**AIM OF THE TASK**. Once you have read the entries below, write them all out again exactly.

**LISTED ENTRIES**.

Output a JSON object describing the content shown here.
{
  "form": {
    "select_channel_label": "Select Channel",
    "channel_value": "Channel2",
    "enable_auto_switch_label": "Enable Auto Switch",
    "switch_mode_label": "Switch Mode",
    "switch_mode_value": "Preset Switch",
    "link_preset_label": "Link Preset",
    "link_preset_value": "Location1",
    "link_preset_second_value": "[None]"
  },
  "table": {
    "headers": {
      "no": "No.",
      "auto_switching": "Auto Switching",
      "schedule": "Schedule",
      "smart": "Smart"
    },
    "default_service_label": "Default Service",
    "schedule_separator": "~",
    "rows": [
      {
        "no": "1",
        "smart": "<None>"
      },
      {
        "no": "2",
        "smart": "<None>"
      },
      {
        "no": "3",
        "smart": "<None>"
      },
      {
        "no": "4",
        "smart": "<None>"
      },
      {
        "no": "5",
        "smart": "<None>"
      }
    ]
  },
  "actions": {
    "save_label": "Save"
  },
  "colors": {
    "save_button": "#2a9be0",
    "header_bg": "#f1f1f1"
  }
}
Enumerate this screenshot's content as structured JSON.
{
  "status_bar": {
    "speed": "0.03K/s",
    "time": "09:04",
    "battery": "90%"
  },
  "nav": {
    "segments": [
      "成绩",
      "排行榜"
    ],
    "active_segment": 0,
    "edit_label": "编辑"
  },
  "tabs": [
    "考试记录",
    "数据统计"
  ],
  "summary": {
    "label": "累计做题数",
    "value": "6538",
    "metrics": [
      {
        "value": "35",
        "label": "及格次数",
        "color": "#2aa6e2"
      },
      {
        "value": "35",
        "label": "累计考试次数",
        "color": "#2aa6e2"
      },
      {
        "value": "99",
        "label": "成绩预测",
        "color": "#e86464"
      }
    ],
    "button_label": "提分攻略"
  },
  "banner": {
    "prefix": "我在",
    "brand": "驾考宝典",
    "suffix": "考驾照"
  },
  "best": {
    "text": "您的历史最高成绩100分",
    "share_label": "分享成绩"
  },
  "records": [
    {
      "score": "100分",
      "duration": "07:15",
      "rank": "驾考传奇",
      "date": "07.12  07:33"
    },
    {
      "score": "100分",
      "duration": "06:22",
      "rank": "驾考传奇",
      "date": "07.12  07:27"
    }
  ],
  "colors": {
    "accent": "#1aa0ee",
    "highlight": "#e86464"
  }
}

**EXERCISE RESULT**.
Output a JSON object describing the content shown here.
{
  "form": {
    "select_channel_label": "Select Channel",
    "channel_value": "Channel2",
    "enable_auto_switch_label": "Enable Auto Switch",
    "switch_mode_label": "Switch Mode",
    "switch_mode_value": "Preset Switch",
    "link_preset_label": "Link Preset",
    "link_preset_value": "Location1",
    "link_preset_second_value": "[None]"
  },
  "table": {
    "headers": {
      "no": "No.",
      "auto_switching": "Auto Switching",
      "schedule": "Schedule",
      "smart": "Smart"
    },
    "default_service_label": "Default Service",
    "schedule_separator": "~",
    "rows": [
      {
        "no": "1",
        "smart": "<None>"
      },
      {
        "no": "2",
        "smart": "<None>"
      },
      {
        "no": "3",
        "smart": "<None>"
      },
      {
        "no": "4",
        "smart": "<None>"
      },
      {
        "no": "5",
        "smart": "<None>"
      }
    ]
  },
  "actions": {
    "save_label": "Save"
  },
  "colors": {
    "save_button": "#2a9be0",
    "header_bg": "#f1f1f1"
  }
}
Enumerate this screenshot's content as structured JSON.
{
  "status_bar": {
    "speed": "0.03K/s",
    "time": "09:04",
    "battery": "90%"
  },
  "nav": {
    "segments": [
      "成绩",
      "排行榜"
    ],
    "active_segment": 0,
    "edit_label": "编辑"
  },
  "tabs": [
    "考试记录",
    "数据统计"
  ],
  "summary": {
    "label": "累计做题数",
    "value": "6538",
    "metrics": [
      {
        "value": "35",
        "label": "及格次数",
        "color": "#2aa6e2"
      },
      {
        "value": "35",
        "label": "累计考试次数",
        "color": "#2aa6e2"
      },
      {
        "value": "99",
        "label": "成绩预测",
        "color": "#e86464"
      }
    ],
    "button_label": "提分攻略"
  },
  "banner": {
    "prefix": "我在",
    "brand": "驾考宝典",
    "suffix": "考驾照"
  },
  "best": {
    "text": "您的历史最高成绩100分",
    "share_label": "分享成绩"
  },
  "records": [
    {
      "score": "100分",
      "duration": "07:15",
      "rank": "驾考传奇",
      "date": "07.12  07:33"
    },
    {
      "score": "100分",
      "duration": "06:22",
      "rank": "驾考传奇",
      "date": "07.12  07:27"
    }
  ],
  "colors": {
    "accent": "#1aa0ee",
    "highlight": "#e86464"
  }
}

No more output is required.